"I think those guys have the same power. I don't know about the No. 77 that much. But I raced against the Cal Wells organization for years in off-road. If there is somebody that has the staying power, it would be him. He's very committed to do whatever it takes. I think Ricky is doing a great job as well. I think it's been great to see what Bootie (Barker) has really done for the No. 77 race team and Blaney working together. I hope that they do. They're all very deserving of it. They put in the hours and the time and the hard work to do it. It's just about those resources. I don't know it's going to develop for them as we get down the stretch."
WHAT DO YOU THINK OF YOUR TEAM'S PERFORMANCE IN THIS SECOND YEAR SO FAR?
"There are a lot of different strengths to our team. It just starts with the dedication that our race team puts into racing. They give me everything they've got at the shop and at the race track. It puts me in a position to win races and be competitive. I put it back on what the team has been able to do and to provide that has me running up front."
DO YOU MOTIVATE THE TEAM IN ORDER TO KEEP THEIR SUPPORT GOING STRONG?
"Absolutely. We have a young group of guys. This is the first time I've been in the situation. I've always looked up and around to different people on the race team to set the tone of where we're at and what's going on. In this situation, I'm one of the older guys on the race team at (age) 27. We started off without a clue as to what was going to happen. I found myself in that leadership role with Chad (Knaus) leading the team. My motto has been to give 100 percent. Let's do it with a smile and give everything we've got. Regardless of where we end up, if we know we're giving 100 percent we'll be okay. Some days it's winning (the race) and some days it's (finishing) 27th. Carrying that attitude sets the tone to move on to the next thing. The guys are so young and like a sponge to whatever I throw out there, it really dictates the mood."
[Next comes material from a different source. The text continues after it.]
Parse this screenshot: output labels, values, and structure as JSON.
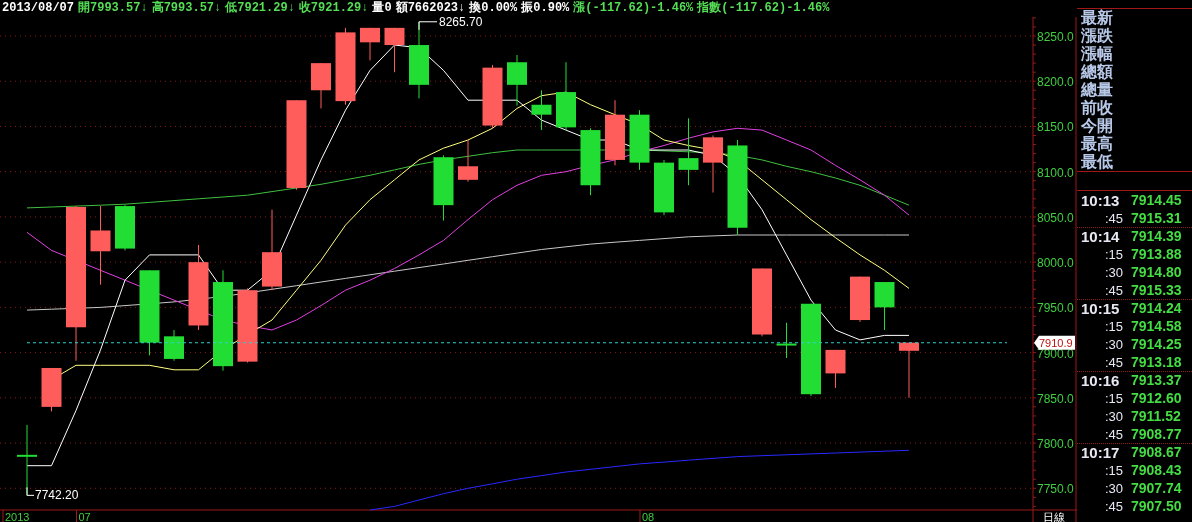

ARE YOU SURPRISED AT THE SUCCESS JOE NEMECHEK IS HAVING?
"No. Joe has been competitive in Busch and Winston Cup at different times. He just needed the right program. The No. 25 (team) has worked very hard over the years to have the right program. With Peter Sospenzo (crew chief) coming in, those guys have really got their stuff together and they're consistent. They're doing a great job."
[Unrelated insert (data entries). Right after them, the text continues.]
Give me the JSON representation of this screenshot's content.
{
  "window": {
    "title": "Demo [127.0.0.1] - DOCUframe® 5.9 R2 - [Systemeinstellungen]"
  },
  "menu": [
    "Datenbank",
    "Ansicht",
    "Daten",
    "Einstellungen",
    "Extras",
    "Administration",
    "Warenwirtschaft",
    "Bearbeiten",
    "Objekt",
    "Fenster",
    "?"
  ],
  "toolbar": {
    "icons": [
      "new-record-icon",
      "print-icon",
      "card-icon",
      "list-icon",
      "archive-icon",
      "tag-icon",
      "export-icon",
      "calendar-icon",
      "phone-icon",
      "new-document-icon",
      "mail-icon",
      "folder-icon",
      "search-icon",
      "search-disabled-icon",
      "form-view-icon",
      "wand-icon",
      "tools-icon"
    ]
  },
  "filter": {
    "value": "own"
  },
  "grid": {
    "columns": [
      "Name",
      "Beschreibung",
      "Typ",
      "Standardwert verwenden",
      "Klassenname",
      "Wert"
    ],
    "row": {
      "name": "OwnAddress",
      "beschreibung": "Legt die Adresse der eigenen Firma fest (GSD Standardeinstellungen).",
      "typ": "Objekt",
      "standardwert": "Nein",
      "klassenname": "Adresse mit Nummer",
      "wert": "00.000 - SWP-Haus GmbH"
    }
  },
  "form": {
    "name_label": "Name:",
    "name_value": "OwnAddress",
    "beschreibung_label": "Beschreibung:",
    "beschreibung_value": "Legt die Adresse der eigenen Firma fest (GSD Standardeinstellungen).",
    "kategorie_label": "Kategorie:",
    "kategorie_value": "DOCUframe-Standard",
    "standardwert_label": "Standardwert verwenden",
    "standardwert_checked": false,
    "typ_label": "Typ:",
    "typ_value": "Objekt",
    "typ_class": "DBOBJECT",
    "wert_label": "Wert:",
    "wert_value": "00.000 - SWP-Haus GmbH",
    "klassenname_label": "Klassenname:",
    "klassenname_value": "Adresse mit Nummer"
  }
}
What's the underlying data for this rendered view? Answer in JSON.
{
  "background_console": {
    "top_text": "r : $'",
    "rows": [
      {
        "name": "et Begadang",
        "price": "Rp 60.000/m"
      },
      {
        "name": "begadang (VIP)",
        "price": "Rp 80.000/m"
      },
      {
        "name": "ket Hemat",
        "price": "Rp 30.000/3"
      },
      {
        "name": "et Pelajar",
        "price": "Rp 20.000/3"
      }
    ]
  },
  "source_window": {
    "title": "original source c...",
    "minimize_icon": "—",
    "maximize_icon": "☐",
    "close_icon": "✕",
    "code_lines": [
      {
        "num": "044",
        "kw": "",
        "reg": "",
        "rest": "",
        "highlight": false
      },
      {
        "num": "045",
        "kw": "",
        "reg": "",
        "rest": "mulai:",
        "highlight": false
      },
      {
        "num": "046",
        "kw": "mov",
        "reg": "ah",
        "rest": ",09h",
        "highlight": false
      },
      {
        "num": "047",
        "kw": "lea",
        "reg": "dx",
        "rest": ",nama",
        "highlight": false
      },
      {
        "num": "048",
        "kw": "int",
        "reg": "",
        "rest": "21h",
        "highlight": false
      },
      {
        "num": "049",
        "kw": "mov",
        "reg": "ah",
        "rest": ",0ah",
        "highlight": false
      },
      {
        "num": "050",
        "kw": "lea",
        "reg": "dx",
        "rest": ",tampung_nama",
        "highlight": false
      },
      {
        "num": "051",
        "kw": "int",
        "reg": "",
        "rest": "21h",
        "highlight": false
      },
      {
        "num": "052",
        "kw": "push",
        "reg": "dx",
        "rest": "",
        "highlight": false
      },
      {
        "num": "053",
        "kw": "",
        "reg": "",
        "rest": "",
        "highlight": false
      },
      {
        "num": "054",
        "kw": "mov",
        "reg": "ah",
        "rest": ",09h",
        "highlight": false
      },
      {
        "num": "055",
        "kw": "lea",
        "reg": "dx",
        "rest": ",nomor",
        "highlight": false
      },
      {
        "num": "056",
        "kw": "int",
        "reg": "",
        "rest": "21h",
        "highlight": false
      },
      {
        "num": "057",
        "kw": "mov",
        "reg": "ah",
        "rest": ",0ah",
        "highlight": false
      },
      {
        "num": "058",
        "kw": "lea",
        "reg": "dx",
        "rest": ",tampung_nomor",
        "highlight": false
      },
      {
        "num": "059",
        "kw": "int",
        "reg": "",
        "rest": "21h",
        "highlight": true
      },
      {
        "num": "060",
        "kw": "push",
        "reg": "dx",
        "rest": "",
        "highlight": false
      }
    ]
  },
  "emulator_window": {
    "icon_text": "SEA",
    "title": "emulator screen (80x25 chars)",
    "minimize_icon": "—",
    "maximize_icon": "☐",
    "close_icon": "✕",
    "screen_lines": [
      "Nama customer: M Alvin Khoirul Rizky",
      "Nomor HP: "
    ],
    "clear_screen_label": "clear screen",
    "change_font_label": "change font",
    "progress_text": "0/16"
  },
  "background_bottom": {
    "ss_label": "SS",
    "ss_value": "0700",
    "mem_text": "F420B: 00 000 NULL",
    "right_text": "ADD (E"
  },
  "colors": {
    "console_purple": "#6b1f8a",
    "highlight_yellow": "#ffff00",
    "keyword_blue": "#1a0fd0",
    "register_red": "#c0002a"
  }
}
DO YOU THINK DALE EARNHARDT JR. HAS THE CONSISTENCY TO STAY IN THE TOP 10 THIS YEAR?
"He's doing everything he can. He's a smart guy and tries to recognize different things. He knows that consistency has bit him in the past."
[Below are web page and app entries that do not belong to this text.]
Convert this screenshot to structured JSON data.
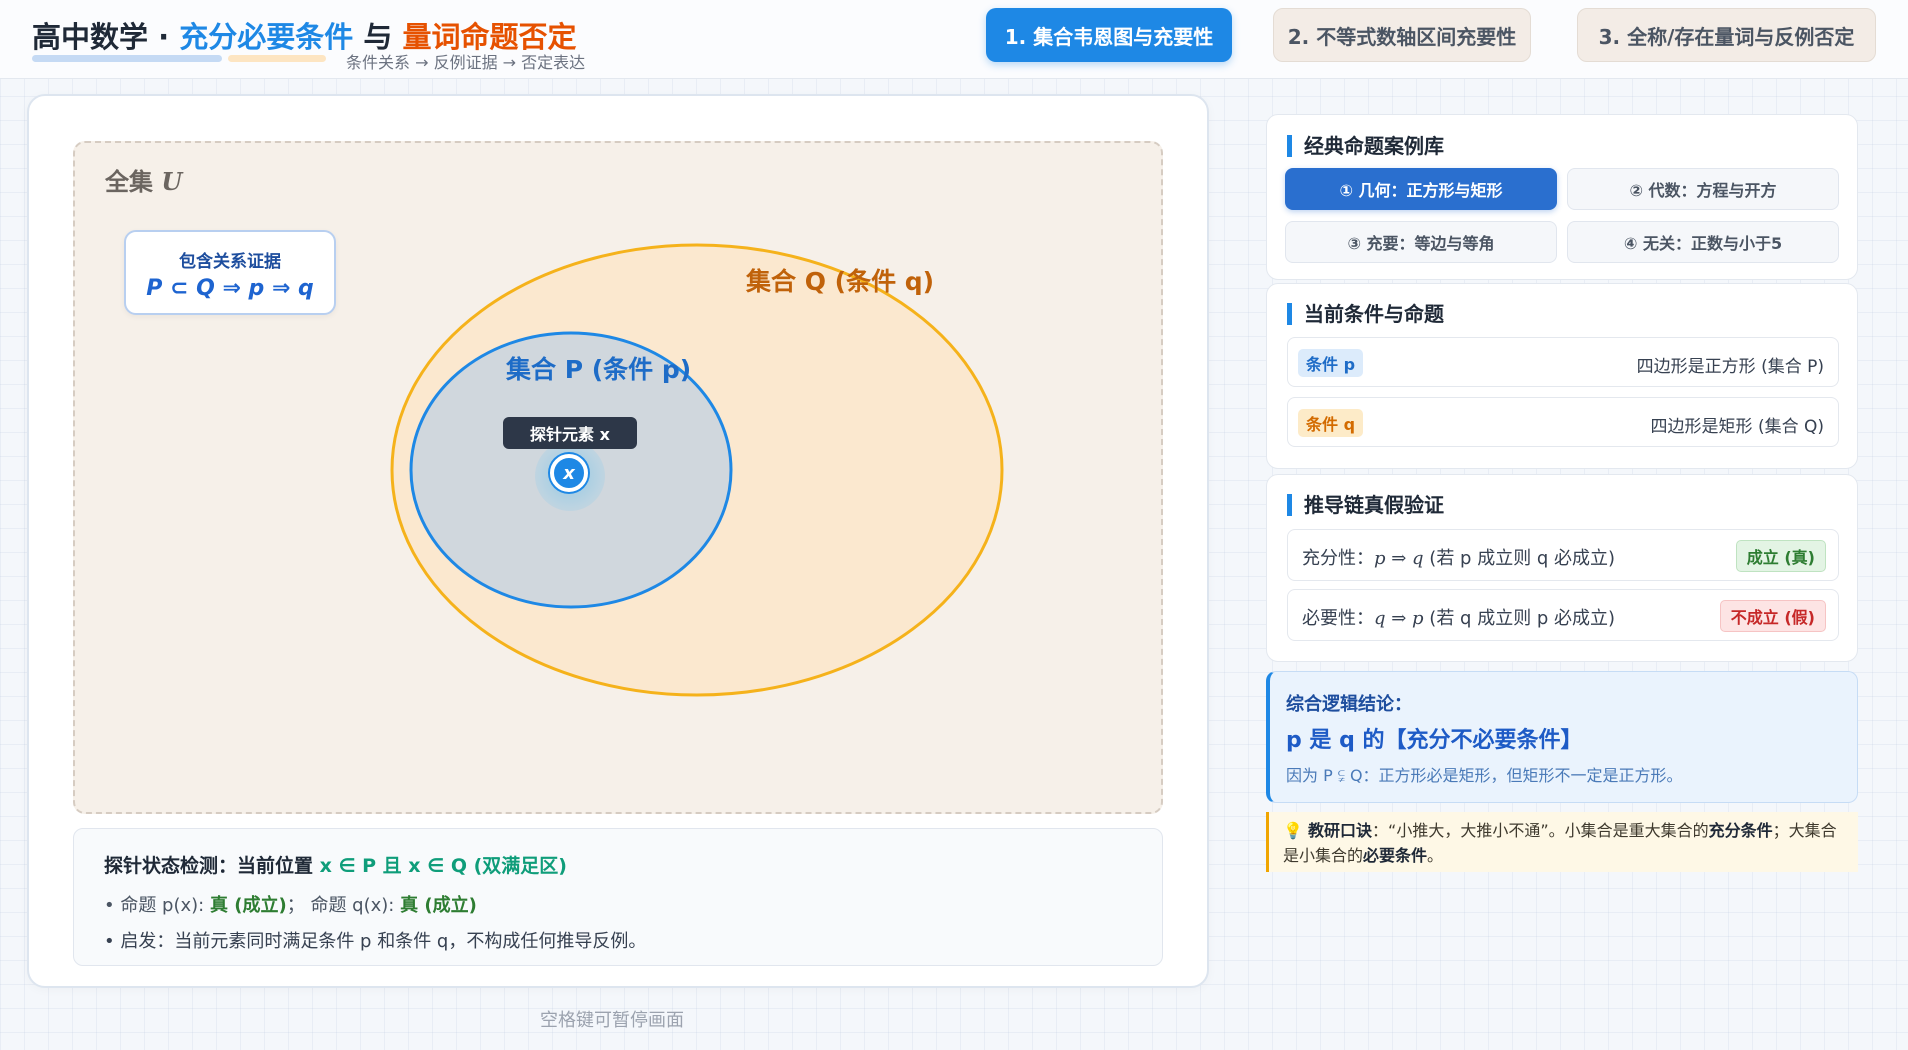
{
  "header": {
    "title_prefix": "高中数学 · ",
    "title_blue": "充分必要条件",
    "title_mid": " 与 ",
    "title_orange": "量词命题否定",
    "subtitle": "条件关系 → 反例证据 → 否定表达",
    "tabs": [
      {
        "label": "1. 集合韦恩图与充要性",
        "active": true
      },
      {
        "label": "2. 不等式数轴区间充要性",
        "active": false
      },
      {
        "label": "3. 全称/存在量词与反例否定",
        "active": false
      }
    ]
  },
  "venn": {
    "universe_label": "全集",
    "universe_symbol": "U",
    "proof_title": "包含关系证据",
    "proof_formula": "P ⊂ Q ⇒ p ⇒ q",
    "set_q_label": "集合 Q (条件 q)",
    "set_p_label": "集合 P (条件 p)",
    "probe_tooltip": "探针元素 x",
    "probe_symbol": "x",
    "colors": {
      "set_p": "#1e88e5",
      "set_q": "#f5b21b"
    }
  },
  "status": {
    "line1_prefix": "探针状态检测：当前位置 ",
    "line1_value": "x ∈ P 且 x ∈ Q (双满足区)",
    "line2_p_label": "• 命题 p(x): ",
    "line2_p_value": "真 (成立)",
    "line2_sep": "；  命题 q(x): ",
    "line2_q_value": "真 (成立)",
    "line3": "• 启发：当前元素同时满足条件 p 和条件 q，不构成任何推导反例。"
  },
  "pause_hint": "空格键可暂停画面",
  "case_library": {
    "title": "经典命题案例库",
    "cases": [
      {
        "label": "① 几何：正方形与矩形",
        "active": true
      },
      {
        "label": "② 代数：方程与开方",
        "active": false
      },
      {
        "label": "③ 充要：等边与等角",
        "active": false
      },
      {
        "label": "④ 无关：正数与小于5",
        "active": false
      }
    ]
  },
  "conditions": {
    "title": "当前条件与命题",
    "p_badge": "条件 p",
    "p_text": "四边形是正方形 (集合 P)",
    "q_badge": "条件 q",
    "q_text": "四边形是矩形 (集合 Q)"
  },
  "chain": {
    "title": "推导链真假验证",
    "sufficiency_label": "充分性：",
    "sufficiency_formula": "p ⇒ q",
    "sufficiency_desc": " (若 p 成立则 q 必成立)",
    "sufficiency_verdict": "成立 (真)",
    "necessity_label": "必要性：",
    "necessity_formula": "q ⇒ p",
    "necessity_desc": " (若 q 成立则 p 必成立)",
    "necessity_verdict": "不成立 (假)"
  },
  "conclusion": {
    "head": "综合逻辑结论：",
    "main": "p 是 q 的【充分不必要条件】",
    "note": "因为 P ⫋ Q：正方形必是矩形，但矩形不一定是正方形。"
  },
  "tip": {
    "icon": "💡",
    "label": "教研口诀",
    "text1": "：“小推大，大推小不通”。小集合是重大集合的",
    "bold1": "充分条件",
    "text2": "；大集合是小集合的",
    "bold2": "必要条件",
    "text3": "。"
  }
}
ON KEEPING TRACK OF THE POINTS THROUGHOUT THE YEAR
"When you do well, you want to look at it. When you have a bad day, you're almost afraid to look. I don't ever try to avoid it. The season is so long, it just doesn't pay off to get too excited about good things or bad things. I learned that lesson last year. So you just roll with it."
WHAT WAS YOUR FAVORITE MEMORY ABOUT RUNNING THE WINSTON LAST YEAR AND DO WHAT YOU LIKE ABOUT THE ALL-STAR EVENTS?
"I like the short format. It's kind of like a Saturday night race. It's not the long race we normally have. It's a short format with a lot of hype. Winning the two segments last year was my highlight."
WHAT WILL YOU TAKE FROM LAST YEAR'S EVENT AND APPLY IT TO THIS YEAR'S RACE?
"Don't win the second leg (if you're last, you'll be first in an inverted format).
NOW THAT YOU'VE HAD YOUR FIRST TASTE OF IROC RACING, WHAT DO YOU THINK TALLADEGA WILL BE LIKE?
"That was one of the most intensive races I've had down there at Daytona during SpeedWeeks with all the bumping and banging and hard racing that went on. I would imagine it's going to be another one of those races. I'm looking forward to it. We had a strong run in the first IROC race and hopefully I'll be in a car other than the pink one and we'll have a good day."
ON RACING WITH FOREIGN SERIES RACERS
"At Daytona, I forgot about who was in what car and just tried to stay ahead of them. Everybody did a great job. A few laps into it I quit paying attention to who I was racing and just went to work."
YOU'LL BE STARTING 9TH IN THE IROC RACE AT TALLADEGA DUE TO THE INVERTED FORMAT. HOW IMPORTANT IS YOUR STARTING SPOT?
"It's not a big deal."